The Democrats in San Jose want the candidate to end the city council campaign

April 12, 2022

Local Democratic groups are calling on San Jose planning commission chairman Rolando Bonilla to end his city council campaign amid decades of allegations of domestic abuse.

Last week, the Santa Clara County Central Democratic Committee voted 36-7-6 to ask Bonilla to stop his proposal for the San Jose District 5 District Council and resign from the city’s planning committee.

The call to end his campaign follows similar decisions made a few weeks earlier at Silicon Valley Democratic Club, one of South Bay’s longtime Democratic clubs, and Silicon Valley Stonewall Democrats, who represent the region’s LGBT community.

The clubs were concerned about the re-emergence of family abuse allegations made by Bonilla’s ex-wife in 1999. During a custody battle over their son, she claimed that Vanilla was physically and verbally abused while she was pregnant – accusations that Vanilla vehemently denied.

Bill James, chairman of the Santa Clara County Central Democratic Committee, said he understands the community will never know the truth, and the vote was held with family abuse survivors in mind.

“Given that it can not be resolved, it’s a question of what will happen next,” James told the San José Spotlight. “If the accusations were false, and his denial completely true, I acknowledge that there was unfairness towards the candidate. However, consider the fairness towards the many survivors of domestic violence in the 5th District.”

He said about one in eight voters is someone who has experienced family abuse, so the focus should be on them.

“These survivors need to have a representative that they can be absolutely sure is aligned with them,” James said. “We do not have enough resources in the city to deal with domestic violence. We do not have shelters and other support services, and advocates are active on an ongoing basis and bring these requests to the city council. And we just do not.

Bonilla told the San José Spotlight that he understands why the vote was held, but claimed the allegations were false. He said the allegations are the product of a bitter divorce and a difficult custody battle.

“I understand that some of the women who voted were themselves victims of domestic violence,” Bonilla said. “Even though they do not accept my truth, I am not angry with them, as I know in their hearts they are trying to stand up for women to ensure that no one will have to endure the trauma that comes with such a malicious act. I pray for their healing and that they will find peace and comfort in their lives.”

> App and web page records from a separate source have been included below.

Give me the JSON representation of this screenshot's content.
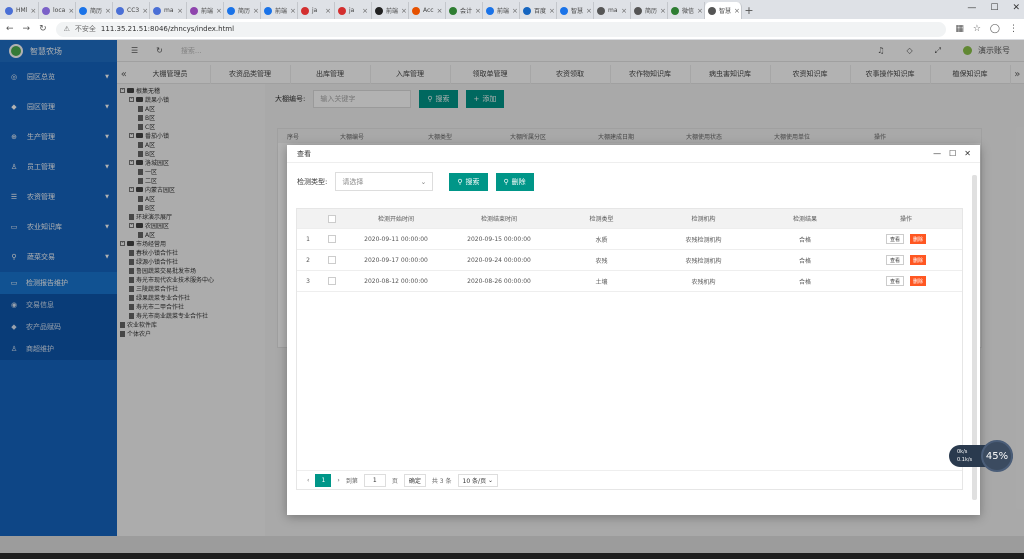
{
  "browser": {
    "tabs": [
      {
        "label": "HMl",
        "color": "#4a6fd6"
      },
      {
        "label": "loca",
        "color": "#7b61c8"
      },
      {
        "label": "简历",
        "color": "#1a73e8"
      },
      {
        "label": "CC3",
        "color": "#4a6fd6"
      },
      {
        "label": "ma",
        "color": "#4a6fd6"
      },
      {
        "label": "前端",
        "color": "#8e44ad"
      },
      {
        "label": "简历",
        "color": "#1a73e8"
      },
      {
        "label": "前端",
        "color": "#1a73e8"
      },
      {
        "label": "ja",
        "color": "#d32f2f"
      },
      {
        "label": "ja",
        "color": "#d32f2f"
      },
      {
        "label": "前端",
        "color": "#222222"
      },
      {
        "label": "Acc",
        "color": "#e65100"
      },
      {
        "label": "会计",
        "color": "#2e7d32"
      },
      {
        "label": "前端",
        "color": "#1a73e8"
      },
      {
        "label": "百度",
        "color": "#1565c0"
      },
      {
        "label": "智慧",
        "color": "#1a73e8"
      },
      {
        "label": "ma",
        "color": "#555555"
      },
      {
        "label": "简历",
        "color": "#555555"
      },
      {
        "label": "微信",
        "color": "#2e7d32"
      },
      {
        "label": "智慧",
        "color": "#555555"
      }
    ],
    "new_tab": "+",
    "insecure": "不安全",
    "url": "111.35.21.51:8046/zhncys/index.html"
  },
  "sidebar": {
    "logo_text": "智慧农场",
    "items": [
      {
        "label": "园区总览",
        "icon": "◎"
      },
      {
        "label": "园区管理",
        "icon": "◆"
      },
      {
        "label": "生产管理",
        "icon": "⊕"
      },
      {
        "label": "员工管理",
        "icon": "♙"
      },
      {
        "label": "农资管理",
        "icon": "☰"
      },
      {
        "label": "农业知识库",
        "icon": "▭"
      },
      {
        "label": "蔬菜交易",
        "icon": "⚲"
      }
    ],
    "sub_items": [
      {
        "label": "检测报告维护",
        "icon": "▭"
      },
      {
        "label": "交易信息",
        "icon": "◉"
      },
      {
        "label": "农产品赋码",
        "icon": "◆"
      },
      {
        "label": "商超维护",
        "icon": "♙"
      }
    ]
  },
  "topbar": {
    "search_placeholder": "搜索...",
    "user": "演示账号"
  },
  "page_tabs": [
    "大棚管理员",
    "农资品类管理",
    "出库管理",
    "入库管理",
    "领取单管理",
    "农资领取",
    "农作物知识库",
    "病虫害知识库",
    "农资知识库",
    "农事操作知识库",
    "植保知识库"
  ],
  "tree": [
    {
      "label": "根集无稽",
      "level": 0,
      "kind": "folder"
    },
    {
      "label": "蔬果小镇",
      "level": 1,
      "kind": "folder"
    },
    {
      "label": "A区",
      "level": 2,
      "kind": "doc"
    },
    {
      "label": "B区",
      "level": 2,
      "kind": "doc"
    },
    {
      "label": "C区",
      "level": 2,
      "kind": "doc"
    },
    {
      "label": "番茄小镇",
      "level": 1,
      "kind": "folder"
    },
    {
      "label": "A区",
      "level": 2,
      "kind": "doc"
    },
    {
      "label": "B区",
      "level": 2,
      "kind": "doc"
    },
    {
      "label": "洛城园区",
      "level": 1,
      "kind": "folder"
    },
    {
      "label": "一区",
      "level": 2,
      "kind": "doc"
    },
    {
      "label": "二区",
      "level": 2,
      "kind": "doc"
    },
    {
      "label": "内蒙古园区",
      "level": 1,
      "kind": "folder"
    },
    {
      "label": "A区",
      "level": 2,
      "kind": "doc"
    },
    {
      "label": "B区",
      "level": 2,
      "kind": "doc"
    },
    {
      "label": "环球演示展厅",
      "level": 1,
      "kind": "doc"
    },
    {
      "label": "农园园区",
      "level": 1,
      "kind": "folder"
    },
    {
      "label": "A区",
      "level": 2,
      "kind": "doc"
    },
    {
      "label": "市场经营用",
      "level": 0,
      "kind": "folder"
    },
    {
      "label": "春秋小镇合作社",
      "level": 1,
      "kind": "doc"
    },
    {
      "label": "绿源小镇合作社",
      "level": 1,
      "kind": "doc"
    },
    {
      "label": "鲁园蔬菜交易批发市场",
      "level": 1,
      "kind": "doc"
    },
    {
      "label": "寿光市现代农业技术服务中心",
      "level": 1,
      "kind": "doc"
    },
    {
      "label": "三陵蔬菜合作社",
      "level": 1,
      "kind": "doc"
    },
    {
      "label": "绿果蔬菜专业合作社",
      "level": 1,
      "kind": "doc"
    },
    {
      "label": "寿光市二甲合作社",
      "level": 1,
      "kind": "doc"
    },
    {
      "label": "寿光市商业蔬菜专业合作社",
      "level": 1,
      "kind": "doc"
    },
    {
      "label": "农业软件库",
      "level": 0,
      "kind": "doc"
    },
    {
      "label": "个体农户",
      "level": 0,
      "kind": "doc"
    }
  ],
  "background": {
    "filter_label": "大棚编号:",
    "filter_placeholder": "输入关键字",
    "search_btn": "搜索",
    "add_btn": "添加",
    "columns": [
      "序号",
      "大棚编号",
      "大棚类型",
      "大棚所属分区",
      "大棚建成日期",
      "大棚使用状态",
      "大棚使用单位",
      "操作"
    ]
  },
  "modal": {
    "title": "查看",
    "filter_label": "检测类型:",
    "select_value": "请选择",
    "search_btn": "搜索",
    "delete_btn": "删除",
    "columns": [
      "检测开始时间",
      "检测结束时间",
      "检测类型",
      "检测机构",
      "检测结果",
      "操作"
    ],
    "rows": [
      {
        "no": "1",
        "start": "2020-09-11 00:00:00",
        "end": "2020-09-15 00:00:00",
        "type": "水质",
        "org": "农残检测机构",
        "result": "合格"
      },
      {
        "no": "2",
        "start": "2020-09-17 00:00:00",
        "end": "2020-09-24 00:00:00",
        "type": "农残",
        "org": "农残检测机构",
        "result": "合格"
      },
      {
        "no": "3",
        "start": "2020-08-12 00:00:00",
        "end": "2020-08-26 00:00:00",
        "type": "土壤",
        "org": "农残机构",
        "result": "合格"
      }
    ],
    "view_btn": "查看",
    "row_delete_btn": "删除",
    "pager": {
      "goto": "到第",
      "page_input": "1",
      "page_unit": "页",
      "confirm": "确定",
      "total": "共 3 条",
      "page_size": "10 条/页",
      "current": "1"
    }
  },
  "widget": {
    "up": "0k/s",
    "down": "0.1k/s",
    "percent": "45%"
  }
}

James said the seven abstentions and six abstentions were from older committee members who expressed concern about the decision because the charges have not been proven and are about 20 years old, and because of Bonilla’s denial. He said he could not tell San Jose Spotlight who the votes were because the committee did not record members’ votes.

Michelle Dauber, a law professor at Stanford University and a well-known women’s rights activist who led the charge behind the Recall Persky campaign, helped write the first decision made at the Silicon Valley Democratic Club. She did not hesitate to call for Bonilla’s resignation. Her efforts led to the return of Santa Clara County Judge Aaron Persky in 2018 after a response against a six-month sentence he gave to Stanford University swimmer Brock Turner for sexual assault.

“These allegations of serious abuse of his pregnant wife are extremely serious and in my opinion Bonilla owes the women of this province full and genuine accountability of all the facts,” Dauber told the San José Spotlight. “He had many opportunities to do so, but he did not. At this point I think he should stay away from public life unless and until he does.”

Contact Jana Kadah at or @Jana_Kadah on Twitter.

Editor’s note: Perla Rodriguez, Rolando Bonilla’s partner, sits on the San Jose Spotlight board.

San José Spotlight is the city’s first non-profit news organization dedicated to independent political and business reporting. Please support our public service journalism by clicking here.

Leave a Comment